Distribution: Hericium flaky occurs in coniferous forests. Growing time is August - November. Rare enough mushroom, grows in large groups. Prefers dry sandy soils. Distributed in all forest zones, but not equally, in places it is absent altogether, and in places it forms circles.
Similarity: The scaled herd's mane can only be confused with similar species of herringbone. Related species:
- Finnish Hericium, characterized by the absence of large scales on the cap, dark pulp in the stem and an unpleasant, bitter or peppery taste
- Hericium is rough, which is slightly smaller than variegated, with a bitter or bitter aftertaste and, like the Finnish, dark flesh in the leg.
Edible: The mushroom is good for human consumption. Young mushrooms can be eaten in any form, but tastes best when fried. The bitter taste disappears after boiling. Hericium scaly has an unusual spicy smell, so not everyone will like it. Most often, it is used as a seasoning in small amounts.
Video about the Hericium scaly mushroom:
Remarks: Sarcodon imbricatus grows in the darkest and most inaccessible places on dry sandy soils.
Leena Riihelä , a super-master at dyeing wool with natural dyes, writes on her blog:
This mushroom used to be called Sarcodon imbricatus, but now it has been divided into two species: Sarcodon squamosus, which grows under the pine trees, and Sarcodon imbricatus, which grows under fir trees. There are other differences in spines and sizes, but the easiest way is to see where they grow. This difference in species is important for the dye, because the one that grows under the spruce either gives no color or gives a completely ugly "garbage" color, and the one that grows under the pine trees gives luxurious browns. In fact, over a decade ago, dyers in Sweden began to suspect that there were two different species, and this is now supported by scientific research.

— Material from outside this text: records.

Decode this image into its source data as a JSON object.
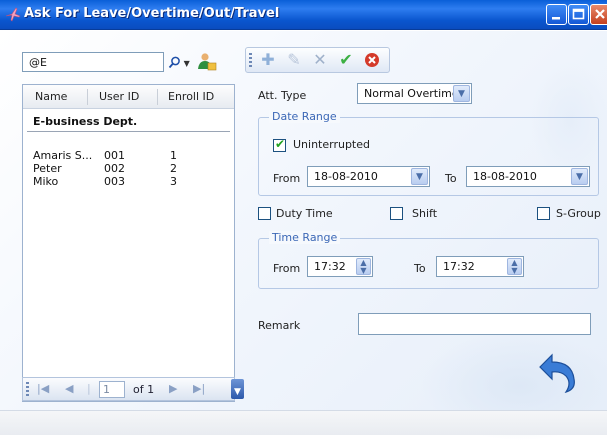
{
  "window": {
    "title": "Ask For Leave/Overtime/Out/Travel",
    "icon": "plane-icon",
    "controls": [
      "minimize-icon",
      "maximize-icon",
      "close-icon"
    ]
  },
  "search": {
    "value": "@E",
    "search_icon": "magnifier-icon",
    "dropdown_icon": "chevron-down-icon",
    "user_icon": "add-user-icon"
  },
  "list": {
    "columns": [
      "Name",
      "User ID",
      "Enroll ID"
    ],
    "group": "E-business Dept.",
    "rows": [
      {
        "name": "Amaris S...",
        "user_id": "001",
        "enroll_id": "1"
      },
      {
        "name": "Peter",
        "user_id": "002",
        "enroll_id": "2"
      },
      {
        "name": "Miko",
        "user_id": "003",
        "enroll_id": "3"
      }
    ]
  },
  "pager": {
    "page": "1",
    "of_label": "of 1"
  },
  "toolbar": {
    "buttons": [
      "add-icon",
      "edit-icon",
      "delete-icon",
      "check-icon",
      "cancel-icon"
    ]
  },
  "form": {
    "att_type_label": "Att. Type",
    "att_type_value": "Normal Overtime",
    "date_range": {
      "legend": "Date Range",
      "uninterrupted_label": "Uninterrupted",
      "uninterrupted_checked": true,
      "from_label": "From",
      "from_value": "18-08-2010",
      "to_label": "To",
      "to_value": "18-08-2010"
    },
    "duty_time_label": "Duty Time",
    "shift_label": "Shift",
    "sgroup_label": "S-Group",
    "time_range": {
      "legend": "Time Range",
      "from_label": "From",
      "from_value": "17:32",
      "to_label": "To",
      "to_value": "17:32"
    },
    "remark_label": "Remark",
    "remark_value": ""
  }
}
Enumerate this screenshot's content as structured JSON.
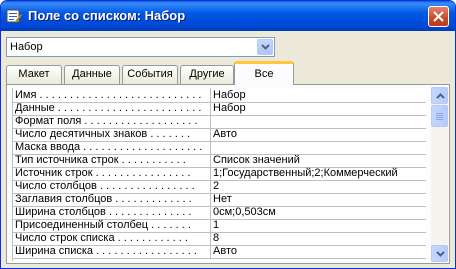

Here on WikiMushroom, Sarcodon squamosus is spelled out the old fashioned way, as a synonym for Sarcodon imbricatus. So far, these barnacles remain to be identified as one species, since the exact definition will be extremely difficult, and from a culinary point of view, there is not much difference.